In Season 2, Episode 1 of the show Magnum, P.I., the character Billy Joe Little says he and his sister, Carol Ann, whom he is looking for, are from Shamrock.
- Eugene Worley, reared in Shamrock; U.S. representative from Texas's 18th congressional district from 1941 to 1950
- Jody Guy, football coach, flexbone specialist.
- "American FactFinder". United States Census Bureau. Retrieved 2008-01-31.
- "US Board on Geographic Names". United States Geological Survey. 2007-10-25. Retrieved 2008-01-31.
- "Shamrock, Texas Detailed Profile". City-Data.com. Retrieved 2008-03-21.
- Anderson, H. Allen (2008-01-18). "Shamrock, TX". Handbook of Texas (Online Edition). Texas State Historical Association. Archived from the original on 2008-01-12. Retrieved 2008-03-21.
- "US Gazetteer files: 2010, 2000, and 1990". United States Census Bureau. 2011-02-12. Retrieved 2011-04-23.
- "Monthly Averages for Shamrock, TX". Weather.com. Retrieved 2008-04-14.
- Witzel, Michael (2003-04-28). "Chapter 2: Filling Circumstances: Highway Pump and Circumstance". Route 66 Remembered. Osceola, Wisconsin: Motorbooks International. p. 79. ISBN 0-7603-1498-5. OCLC 51234105.

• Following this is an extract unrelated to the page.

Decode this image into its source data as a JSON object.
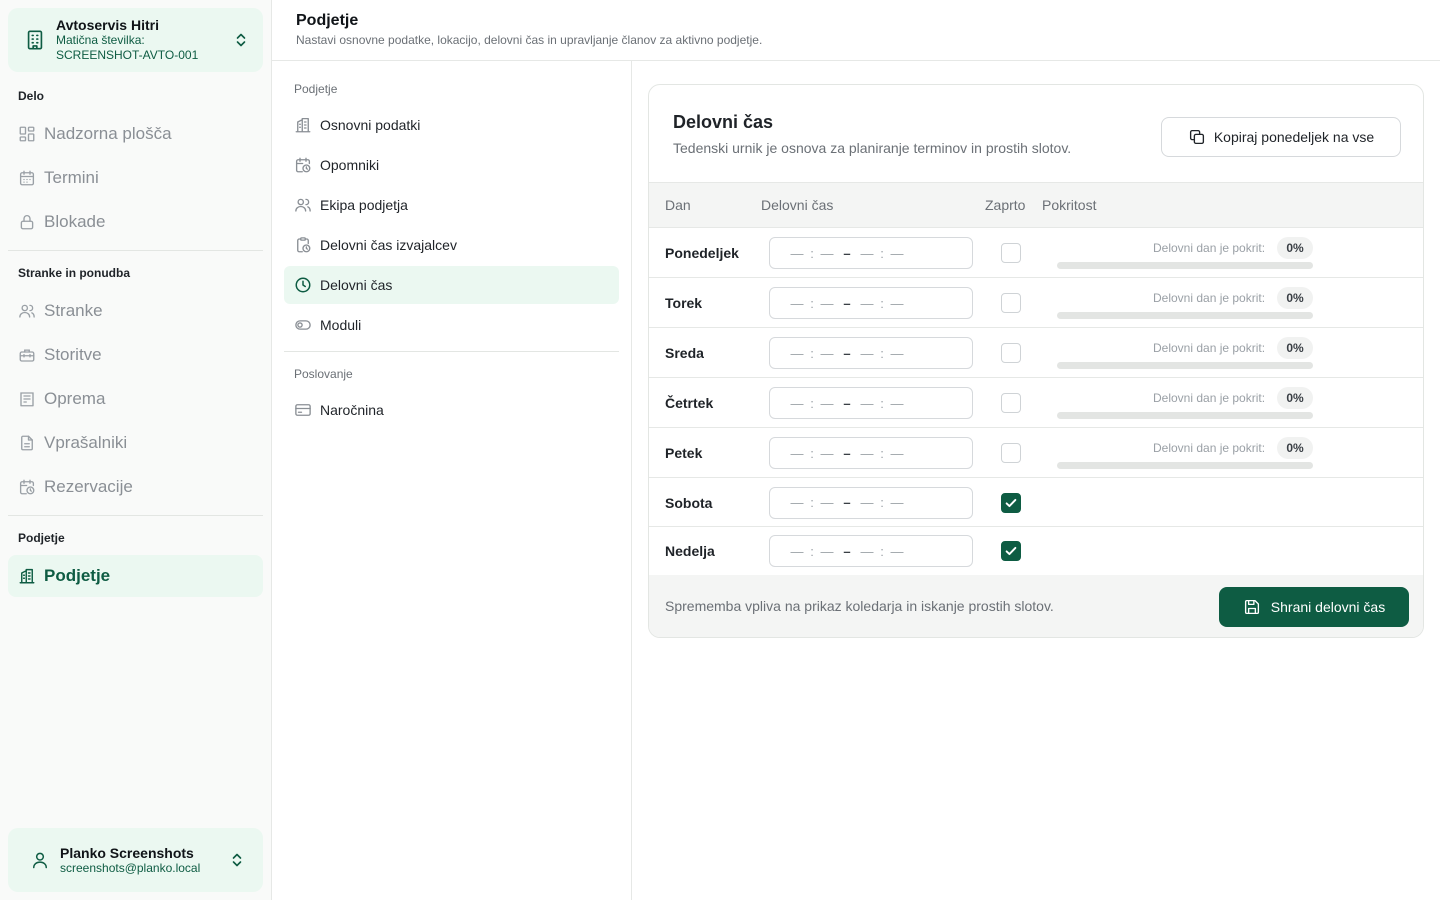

- Witzel, Russel Olsen (2004-05-01). "Texas". Route 66, Lost & Found: Ruins and Relics Revisited. Osceola, Wisconsin: Motorbooks International. p. 84. ISBN 0-7603-1854-9. OCLC 55482301.
- Degrood, Thomas J. (July–August 2005). "Roadside Renewal". Texas Architect (Texas Society of Architects) 55 (4): 42–43.
- Juozapavicius, Justin (2007-05-02). "Route 66 Motels an Endangered Species". ABC News. Retrieved 2008-03-22.[dead link]
- Rhodes, Andy (2004). "The Mother Road: Nostalgia Drives Visitors to Experience Route 66 in the Texas Panhandle" (pdf). The Medallion (Texas Historical Commission). March–April 2004: 10–13. Archived from the original on 2007-11-20. Retrieved 2008-03-22.
- "Texas - Wheeler County". National Register of Historic Places. Retrieved 2008-03-22.
- "Shamrock celebrates St. Patrick's Day in the Panhandle". The Dallas Morning News. 2008-03-04. Retrieved 2008-03-22.
- "Drive 66 (East): Old Route 66 Association of Texas". Mock Turtle Press and Old Route 66 Association of Texas. Retrieved 2008-03-22.
- "Tower Station and U-Drop Inn" (pdf). Architexas. Retrieved 2008-03-22.
- "Shamrock Texas U-Drop Inn". Legends of America. Retrieved 2008-03-22.